Super-massive black hole formation has been answered. Turns out the culprit was remnants from the big bang. The rapid accretion of dense gas cloud (white contour) constricts an expansion of the photoionized region (red) which is possible to shut off the gas accretion. Takashi Hosokawa

Researchers have successfully used a supercomputer simulation to recreate the formation of a massive black hole, which they say could be the source of the birth of the largest and oldest supermassive black holes recorded in our universe.

The team of international researchers who published their study in Science has proposed that massive black holes were formed from supersonic gas streams left over from the Big Bang, and which then merged to form supermassive black holes.

This, the researchers say, would help explain the presence of supermassive black holes 13 billion light years away, and which where formed when the universe was 5 percent its current age.

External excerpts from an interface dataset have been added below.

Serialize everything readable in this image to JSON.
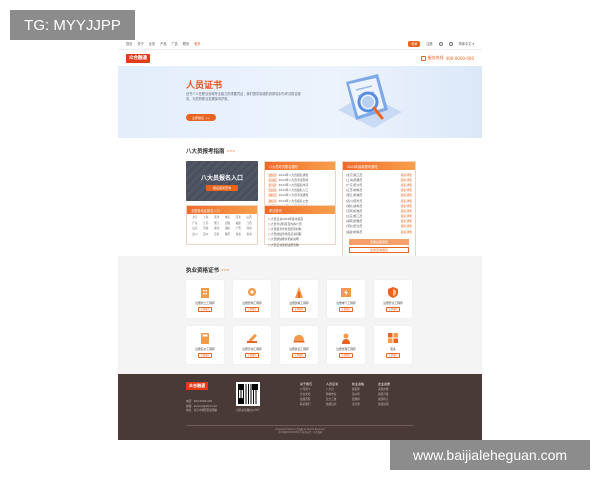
{
  "watermark": {
    "top_left": "TG: MYYJJPP",
    "bottom_right": "www.baijialeheguan.com"
  },
  "topnav": {
    "links": [
      "首页",
      "关于",
      "业务",
      "产品",
      "广告",
      "联系",
      "更多"
    ],
    "active_index": 6,
    "right_pill": "登录",
    "right_text": "注册",
    "lang": "简体中文"
  },
  "header": {
    "logo": "众合融通",
    "hotline_label": "服务热线",
    "hotline_number": "400-0000-000"
  },
  "hero": {
    "title": "人员证书",
    "desc": "证书个人在职业领域专业能力的重要凭证，我们提供权威的资质培训与考试报名服务，为您的职业发展保驾护航。",
    "cta": "立即报名 >>"
  },
  "guide": {
    "title": "八大员报考指南",
    "more": ">>>",
    "entry_title": "八大员报名入口",
    "entry_button": "报名报考查询",
    "panel1": {
      "title": "八大员考试报名通知",
      "items": [
        {
          "tag": "[北京]",
          "text": "2024年八大员报名通知"
        },
        {
          "tag": "[上海]",
          "text": "2024年八大员考试安排"
        },
        {
          "tag": "[广东]",
          "text": "2024年八大员报名时间"
        },
        {
          "tag": "[江苏]",
          "text": "2024年八大员报名入口"
        },
        {
          "tag": "[浙江]",
          "text": "2024年八大员考试通知"
        },
        {
          "tag": "[四川]",
          "text": "2024年八大员报名公告"
        },
        {
          "tag": "[湖北]",
          "text": "2024年八大员报考条件"
        }
      ]
    },
    "panel2": {
      "title": "2024年最新报考通知",
      "items": [
        {
          "text": "[北京]施工员",
          "right": "报名通知"
        },
        {
          "text": "[上海]质量员",
          "right": "报名通知"
        },
        {
          "text": "[广东]安全员",
          "right": "报名通知"
        },
        {
          "text": "[江苏]材料员",
          "right": "报名通知"
        },
        {
          "text": "[浙江]机械员",
          "right": "报名通知"
        },
        {
          "text": "[四川]劳务员",
          "right": "报名通知"
        },
        {
          "text": "[湖北]资料员",
          "right": "报名通知"
        },
        {
          "text": "[河南]标准员",
          "right": "报名通知"
        },
        {
          "text": "[山东]施工员",
          "right": "报名通知"
        },
        {
          "text": "[湖南]质量员",
          "right": "报名通知"
        },
        {
          "text": "[河北]安全员",
          "right": "报名通知"
        },
        {
          "text": "[福建]材料员",
          "right": "报名通知"
        }
      ],
      "foot_primary": "查看全部通知",
      "foot_secondary": "在线咨询报名"
    },
    "panel3": {
      "title": "全国各地区报名入口",
      "regions": [
        "北京",
        "上海",
        "天津",
        "重庆",
        "河北",
        "山西",
        "广东",
        "江苏",
        "浙江",
        "安徽",
        "福建",
        "江西",
        "山东",
        "河南",
        "湖北",
        "湖南",
        "广西",
        "海南",
        "四川",
        "贵州",
        "云南",
        "陕西",
        "甘肃",
        "青海"
      ]
    },
    "panel4": {
      "title": "考试资讯",
      "items": [
        {
          "text": "八大员证书2024年报考指南"
        },
        {
          "text": "八大员考试科目及内容介绍"
        },
        {
          "text": "八大员报考条件及所需材料"
        },
        {
          "text": "八大员成绩查询及证书领取"
        },
        {
          "text": "八大员继续教育相关说明"
        },
        {
          "text": "八大员证书延期注册流程"
        }
      ]
    }
  },
  "certs": {
    "title": "执业资格证书",
    "more": ">>>",
    "cards": [
      {
        "name": "注册岩土工程师",
        "btn": "立即报名",
        "icon": "building-icon"
      },
      {
        "name": "注册结构工程师",
        "btn": "立即报名",
        "icon": "gear-structure-icon"
      },
      {
        "name": "注册建筑工程师",
        "btn": "立即报名",
        "icon": "tower-icon"
      },
      {
        "name": "注册电气工程师",
        "btn": "立即报名",
        "icon": "electric-icon"
      },
      {
        "name": "注册安全工程师",
        "btn": "立即报名",
        "icon": "shield-icon"
      },
      {
        "name": "注册造价工程师",
        "btn": "立即报名",
        "icon": "calculator-icon"
      },
      {
        "name": "注册咨询工程师",
        "btn": "立即报名",
        "icon": "pencil-ruler-icon"
      },
      {
        "name": "注册建造工程师",
        "btn": "立即报名",
        "icon": "helmet-icon"
      },
      {
        "name": "注册监理工程师",
        "btn": "立即报名",
        "icon": "worker-icon"
      },
      {
        "name": "更多",
        "btn": "立即报名",
        "icon": "grid-icon"
      }
    ]
  },
  "footer": {
    "logo": "众合融通",
    "info": [
      "电话：400-0000-000",
      "邮箱：service@zhrt.com",
      "地址：北京市朝阳区建国路"
    ],
    "qr_caption": "扫码关注微信公众号",
    "columns": [
      {
        "head": "关于我们",
        "items": [
          "公司简介",
          "企业文化",
          "发展历程",
          "联系我们"
        ]
      },
      {
        "head": "人员证书",
        "items": [
          "八大员",
          "特种作业",
          "安全三类",
          "技能证书"
        ]
      },
      {
        "head": "执业资格",
        "items": [
          "建造师",
          "造价师",
          "监理师",
          "安全师"
        ]
      },
      {
        "head": "企业资质",
        "items": [
          "资质办理",
          "资质升级",
          "资质转让",
          "资质延期"
        ]
      }
    ],
    "copyright": "Copyright©2024 众合融通 All Rights Reserved",
    "icp": "京ICP备00000000号-1   技术支持：众合融通"
  },
  "colors": {
    "accent": "#e86420",
    "footer_bg": "#4a3a37",
    "hero_bg": "#e3eefb"
  }
}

"This is significant progress. The origin of the monstrous black holes has been a long-standing mystery and now we have a solution to it," said author and Kavli Institute for the Physics and Mathematics of the universe (Kavli IPMU) principal investigator Naoki Yoshida.

Early black holes are theorized to have formed with the death of the first stars in our universe. These black holes grow at a certain rate which has been calculated, and the presence of these supermassive black holes 13 billion light years away do not correspond to the time-line set by this growth period.

Existing theories of black hole formation due to death of a star or collapse of a neutron star, do not account for the growth of black holes into supermassive black holes in the time period of their existence.

The team of Yoshida and JSPS overseas research fellow Shingo Hirano, who are currently at the University of Texas at Austin, in their study, demonstrated a model of a promising physical process through which these supermassive black holes could have formed in the recorded time period.

The key was incorporating the effect of supersonic gas motions with respect to dark matter. The simulation showed them that a massive clump of dark matter formed 100 million years after the Big Bang. The supersonic gas streams were caught by this dark matter and resulted in the formation of a dense cloud of turbulent gas.

The protostar that eventually formed inside used the gas to feed on and grew to mammoth proportions. When it reached the size of around 34,000 times the size of our sun, the gravity of the star caused it to collapse on itself.

"Once reaching the mass of 34,000 times that of our sun, the star collapsed by its own gravity, leaving a massive black hole. These massive black holes born in the early universe continued to grow and merge together to become a supermassive black hole," said Yoshida in a report by Phys.Org .

This study helps us understand how the supermassive black holes came into being in the time that they did. The simple merging together of already giant protostar related black holes, seems to answer this efficiently.

With NASA’s James Webb Space Telescope set to be launched next year, the number of black hole discoveries will increase, helping us identify anomalies in the findings and conclusively understand black holes.